… I went out with this dumb Dutch half caste through the wire at the jail camp to pick tapioca roots. There was a Jap working party sitting down having a spell near the tapioca patch, and we didn’t know, and they must have been vastly intrigued and curious to see the seven foot stalks slowly rising vertically as we carefully pulled them up to cut off the roots, and then to observe them slowly descending as we replaced the tubercles remains in the same hole.
There was an eruption of Nips, and a couple of them poked through the crop with rifles that seemed about eight feet long. We stood not upon the order of our going but went before the fit hit the shan (sic), as they say, leaving the roots on the way and some bits of trouser on the wire.
Bob’s recollections also contained his thoughts on remembering and forgetting
‘A story should be about something, but this one is not. I record it only to remind myself of some loosely connected and unimportant events that I once lived through and which I now find I am inclined to forget. When the time comes that looking down there’s nothing to see but the tops of those same clouds you’ve seen so often before, when the mind has to feed upon itself, it is better to go back inside than to endure the undesired reality of the moment, for if you have no memories of things past to live again they may just as well never have taken place, and if you don’t remember, it didn’t happen’.
He often cautioned others to write down their own stories – ‘because if you can’t remember, it didn’t happen‘. It should also be remembered that when we read the recollections of the internees there was also a need to forget as much as wanting to remember. Bob, and many of the other internees who wrote about their experiences, consciously and selectively forced many horrors out of their minds, in – what we would glibly call today a survivor’s ‘coping strategy’. So memory was a mixed bag for Bob Thomas as it is for all survivors of mass atrocities.

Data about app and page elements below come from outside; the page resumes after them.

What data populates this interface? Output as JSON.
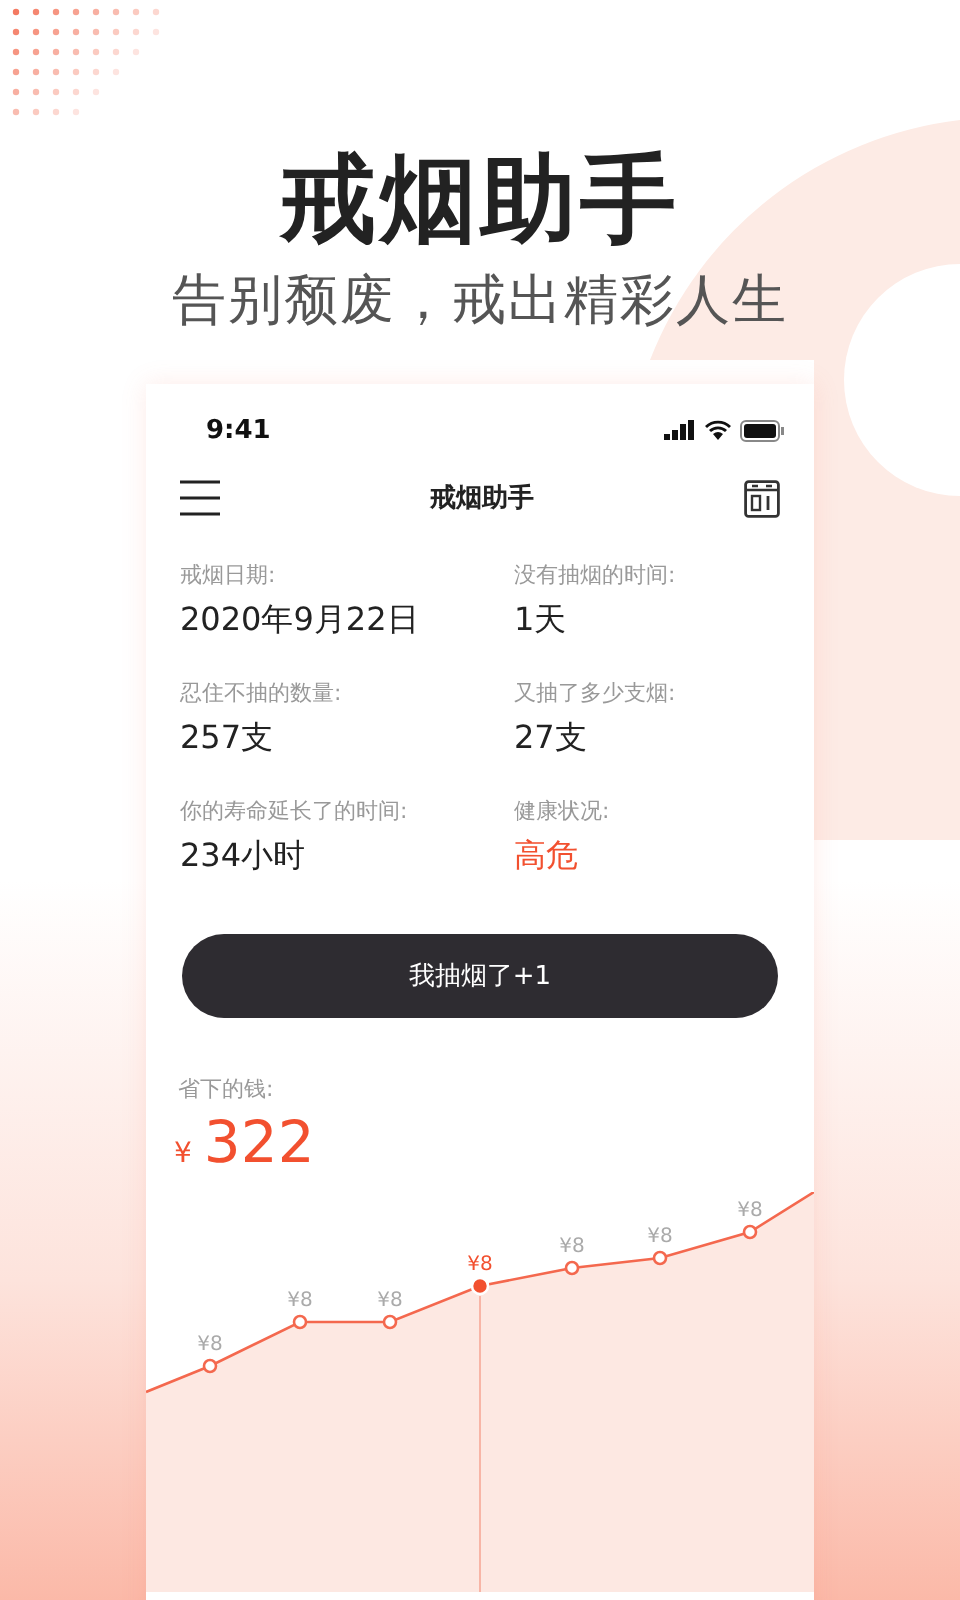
{
  "headline": {
    "title": "戒烟助手",
    "subtitle": "告别颓废，戒出精彩人生"
  },
  "status_bar": {
    "time": "9:41"
  },
  "app_bar": {
    "title": "戒烟助手"
  },
  "stats": [
    {
      "label": "戒烟日期:",
      "value": "2020年9月22日",
      "kind": "normal"
    },
    {
      "label": "没有抽烟的时间:",
      "value": "1天",
      "kind": "normal"
    },
    {
      "label": "忍住不抽的数量:",
      "value": "257支",
      "kind": "normal"
    },
    {
      "label": "又抽了多少支烟:",
      "value": "27支",
      "kind": "normal"
    },
    {
      "label": "你的寿命延长了的时间:",
      "value": "234小时",
      "kind": "normal"
    },
    {
      "label": "健康状况:",
      "value": "高危",
      "kind": "alert"
    }
  ],
  "smoke_button": "我抽烟了+1",
  "savings": {
    "label": "省下的钱:",
    "currency": "¥",
    "amount": "322"
  },
  "trend_points": [
    {
      "label": "¥8",
      "selected": false
    },
    {
      "label": "¥8",
      "selected": false
    },
    {
      "label": "¥8",
      "selected": false
    },
    {
      "label": "¥8",
      "selected": true
    },
    {
      "label": "¥8",
      "selected": false
    },
    {
      "label": "¥8",
      "selected": false
    },
    {
      "label": "¥8",
      "selected": false
    }
  ]
}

From page 157: For us there is no Nirvana of forgetfulness, no empty spaces to fill with the new, the deeds long done are there for our forever, and memory leaves us immune to alteration and to change. ‘Now’ is just endurable, it is the weightsome memories of the past that burden us most, and the wrong gates open to let in the things we would rather forget. Intellectualise as I may, I still find myself employing the tactics that once long ago paid off and now no more do so. There’s no change there, and ancient antic revived and maintained because it saved and served me well, once upon a long time ago.
I interpret this as his realisation that the instinctive technique he used to block to horrors of his incarceration became so habitual, that he spent the rest of his life disabled, unable to allow new experience to touch him, unable to open up and reveal his vulnerability, unable to commit to a relationship, unable to break through the carapace he had constructed.

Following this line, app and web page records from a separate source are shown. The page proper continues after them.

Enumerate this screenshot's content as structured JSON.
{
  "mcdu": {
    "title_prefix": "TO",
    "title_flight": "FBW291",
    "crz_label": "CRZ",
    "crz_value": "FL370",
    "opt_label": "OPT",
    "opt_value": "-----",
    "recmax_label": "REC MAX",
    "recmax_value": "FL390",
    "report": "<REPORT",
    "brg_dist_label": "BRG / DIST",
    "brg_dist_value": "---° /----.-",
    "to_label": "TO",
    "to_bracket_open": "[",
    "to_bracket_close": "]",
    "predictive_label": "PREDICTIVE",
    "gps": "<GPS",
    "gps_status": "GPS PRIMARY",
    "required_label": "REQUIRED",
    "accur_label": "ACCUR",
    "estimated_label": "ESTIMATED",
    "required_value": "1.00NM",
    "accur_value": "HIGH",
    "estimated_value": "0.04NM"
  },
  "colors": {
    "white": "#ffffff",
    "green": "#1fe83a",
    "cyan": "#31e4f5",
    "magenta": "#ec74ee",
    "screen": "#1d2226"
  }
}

Many years after the war, Bob took a ship from Singapore to New Zealand and Australia, where he had originally travelled to many years before at the age of 18. He recalled his previous life on that journey: From page 199:
There was a lighthouse about three miles on the port beam, one that I did not remember, but there was no chart displayed on deck to assist us in correcting the captain’s navigation. The water shoals on the Sumatra side and the near land was flat, as I remembered it. I keep forgetting that it was all a long time ago and still wonder why nobody knows or cares about it, although it is all ancient history now.
Below, the reverse side of the paper on which Rex Spencer drew the portrait above of Bob Thomas. It is written in Chinese and may have been a contract.